The Thames Foyer is a large, lovely room just off another dining area. In the center sits a gazebo covered in (fake) wisteria, rather ironic after our trip to Giverny and the Monet’s wisteria-covered bridge at the water garden. The ceiling is a beautiful glass dome.
I had waited in a seating area just outside where there are comfy sofas and a gift shop where they sell the pastries and teas served in the Thames Foyer. There is also a portrait of Queen Elizabeth. I was able to sit here, having arrived early for my reservations. However, there was no time at the end to stop in the shop. I needed to get across the street quickly for my matinee performance.
I made the play with no problem at all. It was a wonderful performance. I am familiar with Oscar Wilde’s comedic play An Ideal Husband and have also see the film adaption with Rupert Everett, Minnie Driver, Cate Blanchett, Julianne Moore, and Jeremy Northam. The stage performance was a hoot and in this small theater the intimate seating made it even more special. That is another thing I love about English theater, many of the performances are given in smaller venues.
One of the things that made this performance particularly memorable was that real-life father and son Edward Fox and Freddie Fox starred as Earl of Caversham and Lord Goring respectively. The set was well done, the costuming spot on, and everyone gave a wonderful performance. I highly recommend the show.
My evening show is also in the West End near Covent Garden, very close to the Vaudeville Theater. I found the next venue, the London Coliseum, easily. Remember what I said about small theaters, forget it for this one.

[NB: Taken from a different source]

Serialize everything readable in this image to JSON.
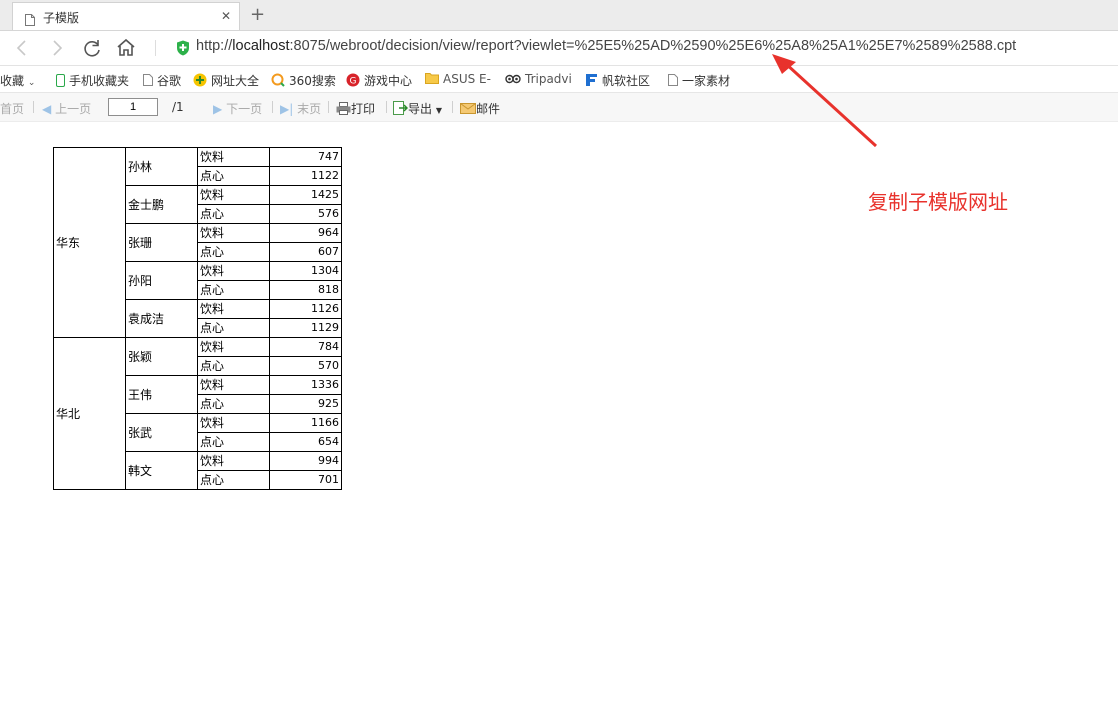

After I found the theater, I had dinner at a bistro nearby. I guess I am still channeling the French vibe from Paris. Champagne and dessert have somehow become part of my routine the last few days.
I am seeing Chess “written in 1984 by ABBA songwriters Benny Andersson and Björn Ulvaeus, and Tim Rice (Jesus Christ Superstar, The Lion King, Evita) [The musical] tells a story of love and political intrigue, set against the background of the Cold War in the late 1970s/early 1980s, in which superpowers attempt to manipulate an international chess championship for political ends.” (from the production’s website) It is the first revival in more than 30 years; the original production was in 1986.
The audience loved the performance. For my dime, I think a limited run is a good thing. Because much of the action takes place around a chess match, it is hard to stage in a large venue. They have chosen to use cameras to catch the action and close-up facial expressions. I was impressed with the additional adjustments the actors had to make, but I found that I was very distracted by the large screens where they projected the images the cameras captured, not the mention the distraction of the cameras and cameramen on stage. This is live theater; I don’t want to see projected images. Perhaps this is a new production wave, but I was disappointed.
The only memorable song was One Night in Bangkok. If you want a different type of production, maybe give it a try. Otherwise, I think the story is thin, the staging distracting, and the songs unmemorable. Spend your theater dollars elsewhere. I have no qualms with the acting or vocal performances; they were top notch.
After the show, I made my way back to the tube station and took a direct line back to the station near the hotel. I feel pretty safe in London, even traveling alone at night. Lots of people about in the West End with all the various productions going on. Just stay alert and plan your route ahead of time; you’ll be fine.